▶ **What needs to be done**
Would you please report how many lines of the listing contain "kind"? Reply with that number only.

.....

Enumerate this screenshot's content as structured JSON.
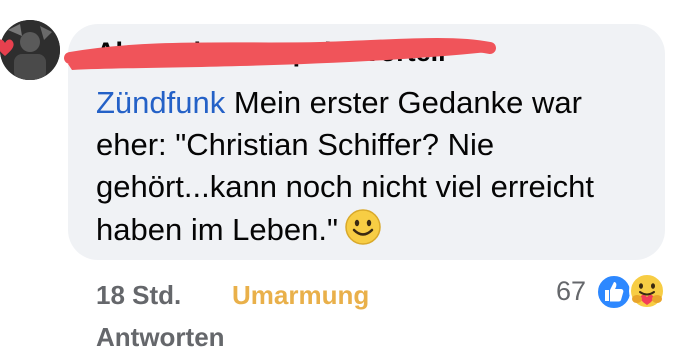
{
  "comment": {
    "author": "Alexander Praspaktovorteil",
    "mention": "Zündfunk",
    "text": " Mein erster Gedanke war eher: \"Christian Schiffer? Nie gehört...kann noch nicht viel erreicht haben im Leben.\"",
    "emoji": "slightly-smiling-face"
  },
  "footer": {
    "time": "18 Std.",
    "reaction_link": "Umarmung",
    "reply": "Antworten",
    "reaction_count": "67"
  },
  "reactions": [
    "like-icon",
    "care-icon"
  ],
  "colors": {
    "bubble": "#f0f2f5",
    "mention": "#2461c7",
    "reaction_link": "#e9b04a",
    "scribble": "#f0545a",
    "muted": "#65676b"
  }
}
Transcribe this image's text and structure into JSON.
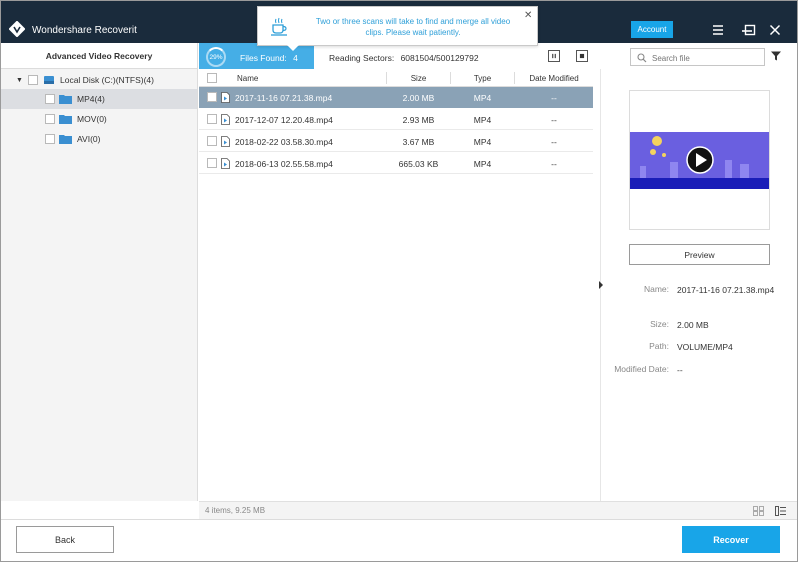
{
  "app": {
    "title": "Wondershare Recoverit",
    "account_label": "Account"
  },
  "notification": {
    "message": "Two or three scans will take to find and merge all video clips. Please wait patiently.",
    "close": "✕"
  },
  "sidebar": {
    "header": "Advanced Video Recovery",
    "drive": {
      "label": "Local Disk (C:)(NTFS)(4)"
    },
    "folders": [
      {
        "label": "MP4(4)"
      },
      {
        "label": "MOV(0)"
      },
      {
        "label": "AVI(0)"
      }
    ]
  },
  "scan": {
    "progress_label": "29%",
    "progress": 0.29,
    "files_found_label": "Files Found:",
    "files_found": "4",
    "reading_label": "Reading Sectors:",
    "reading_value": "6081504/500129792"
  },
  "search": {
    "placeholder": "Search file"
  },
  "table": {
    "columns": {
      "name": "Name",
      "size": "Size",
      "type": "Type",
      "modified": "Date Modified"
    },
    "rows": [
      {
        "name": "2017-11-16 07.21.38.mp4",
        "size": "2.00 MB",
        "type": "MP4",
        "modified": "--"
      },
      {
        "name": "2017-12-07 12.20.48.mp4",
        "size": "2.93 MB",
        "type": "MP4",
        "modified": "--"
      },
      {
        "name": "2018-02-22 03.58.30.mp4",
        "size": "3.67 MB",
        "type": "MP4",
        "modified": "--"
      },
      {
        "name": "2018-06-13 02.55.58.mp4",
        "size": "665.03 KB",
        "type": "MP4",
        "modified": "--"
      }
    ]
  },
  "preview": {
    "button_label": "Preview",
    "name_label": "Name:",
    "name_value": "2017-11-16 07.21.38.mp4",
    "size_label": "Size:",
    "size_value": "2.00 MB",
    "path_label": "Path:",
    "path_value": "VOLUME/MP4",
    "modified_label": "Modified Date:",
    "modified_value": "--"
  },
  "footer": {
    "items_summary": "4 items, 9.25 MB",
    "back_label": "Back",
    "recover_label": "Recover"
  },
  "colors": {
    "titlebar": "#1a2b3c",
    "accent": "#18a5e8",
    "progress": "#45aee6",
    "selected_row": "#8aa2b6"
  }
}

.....

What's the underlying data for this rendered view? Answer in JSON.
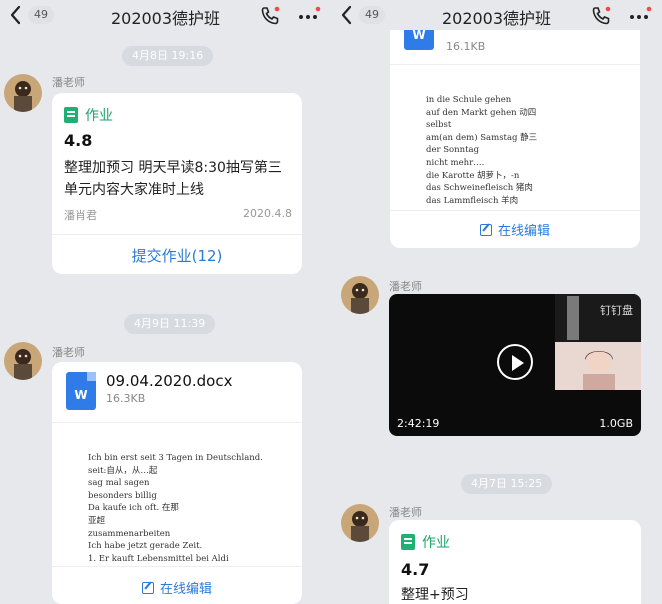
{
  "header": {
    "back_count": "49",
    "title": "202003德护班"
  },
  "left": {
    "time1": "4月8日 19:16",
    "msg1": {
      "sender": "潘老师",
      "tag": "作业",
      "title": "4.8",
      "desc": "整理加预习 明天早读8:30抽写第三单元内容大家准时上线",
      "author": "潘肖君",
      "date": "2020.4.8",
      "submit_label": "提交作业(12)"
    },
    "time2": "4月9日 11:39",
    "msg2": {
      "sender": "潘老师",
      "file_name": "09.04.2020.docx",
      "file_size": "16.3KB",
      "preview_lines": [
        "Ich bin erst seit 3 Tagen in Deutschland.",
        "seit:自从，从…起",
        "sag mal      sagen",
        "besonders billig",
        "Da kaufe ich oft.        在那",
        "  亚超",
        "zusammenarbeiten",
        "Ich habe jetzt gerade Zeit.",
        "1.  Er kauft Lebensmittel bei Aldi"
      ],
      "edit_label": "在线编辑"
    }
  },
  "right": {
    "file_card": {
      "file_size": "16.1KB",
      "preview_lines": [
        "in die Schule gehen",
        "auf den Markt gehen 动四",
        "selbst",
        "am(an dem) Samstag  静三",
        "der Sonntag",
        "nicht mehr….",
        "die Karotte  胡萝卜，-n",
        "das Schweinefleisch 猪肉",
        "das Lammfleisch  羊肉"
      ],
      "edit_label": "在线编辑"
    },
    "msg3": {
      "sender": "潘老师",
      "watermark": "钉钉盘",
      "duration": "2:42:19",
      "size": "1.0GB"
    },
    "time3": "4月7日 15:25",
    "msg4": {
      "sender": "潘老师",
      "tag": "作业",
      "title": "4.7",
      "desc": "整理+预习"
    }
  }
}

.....

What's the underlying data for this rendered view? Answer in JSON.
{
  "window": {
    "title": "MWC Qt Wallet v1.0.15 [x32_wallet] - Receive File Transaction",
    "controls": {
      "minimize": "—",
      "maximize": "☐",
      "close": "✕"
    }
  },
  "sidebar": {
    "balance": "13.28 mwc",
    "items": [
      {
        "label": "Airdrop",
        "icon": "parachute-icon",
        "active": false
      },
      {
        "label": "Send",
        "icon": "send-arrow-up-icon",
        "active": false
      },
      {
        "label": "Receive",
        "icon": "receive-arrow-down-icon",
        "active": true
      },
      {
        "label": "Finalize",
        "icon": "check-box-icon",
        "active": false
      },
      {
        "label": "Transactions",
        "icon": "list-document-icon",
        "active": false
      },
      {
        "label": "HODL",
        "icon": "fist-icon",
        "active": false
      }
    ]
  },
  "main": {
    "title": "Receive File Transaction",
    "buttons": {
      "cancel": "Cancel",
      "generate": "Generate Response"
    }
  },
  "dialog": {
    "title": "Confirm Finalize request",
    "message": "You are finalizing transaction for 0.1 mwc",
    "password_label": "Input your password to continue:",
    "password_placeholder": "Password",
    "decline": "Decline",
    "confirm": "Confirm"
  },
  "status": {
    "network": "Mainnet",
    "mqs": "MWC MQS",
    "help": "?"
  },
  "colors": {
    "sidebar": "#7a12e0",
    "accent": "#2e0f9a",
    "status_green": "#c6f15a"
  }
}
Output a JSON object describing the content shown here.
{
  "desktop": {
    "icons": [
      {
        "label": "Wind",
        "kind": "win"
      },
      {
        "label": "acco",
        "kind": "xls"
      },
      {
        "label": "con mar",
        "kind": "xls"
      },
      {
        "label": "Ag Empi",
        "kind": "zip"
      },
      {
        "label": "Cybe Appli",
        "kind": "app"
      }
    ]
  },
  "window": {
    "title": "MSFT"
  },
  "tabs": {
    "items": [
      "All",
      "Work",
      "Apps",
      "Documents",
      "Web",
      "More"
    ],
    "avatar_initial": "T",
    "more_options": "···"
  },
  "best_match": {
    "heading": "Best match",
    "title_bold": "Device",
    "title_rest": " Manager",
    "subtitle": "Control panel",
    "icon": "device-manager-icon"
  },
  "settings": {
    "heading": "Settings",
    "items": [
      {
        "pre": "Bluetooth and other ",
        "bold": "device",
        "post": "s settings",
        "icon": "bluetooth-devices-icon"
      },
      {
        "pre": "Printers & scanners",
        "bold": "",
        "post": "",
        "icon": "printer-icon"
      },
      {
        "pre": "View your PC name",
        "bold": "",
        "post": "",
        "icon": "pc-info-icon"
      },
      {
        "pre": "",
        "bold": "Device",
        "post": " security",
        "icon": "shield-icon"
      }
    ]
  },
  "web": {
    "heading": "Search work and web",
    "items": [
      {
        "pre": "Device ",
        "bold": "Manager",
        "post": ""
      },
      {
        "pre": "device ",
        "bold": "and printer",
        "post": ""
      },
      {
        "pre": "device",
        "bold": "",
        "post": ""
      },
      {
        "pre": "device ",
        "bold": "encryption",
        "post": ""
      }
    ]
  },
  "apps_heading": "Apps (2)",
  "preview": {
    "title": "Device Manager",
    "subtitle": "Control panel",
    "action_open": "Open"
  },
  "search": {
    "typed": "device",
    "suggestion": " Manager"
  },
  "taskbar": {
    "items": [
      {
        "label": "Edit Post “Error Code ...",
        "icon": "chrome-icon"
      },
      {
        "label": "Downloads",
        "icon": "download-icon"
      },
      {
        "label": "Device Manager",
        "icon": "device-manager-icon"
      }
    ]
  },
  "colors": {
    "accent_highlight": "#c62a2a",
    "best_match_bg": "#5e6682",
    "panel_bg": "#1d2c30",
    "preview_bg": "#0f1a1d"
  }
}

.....

▶ **Response area**
5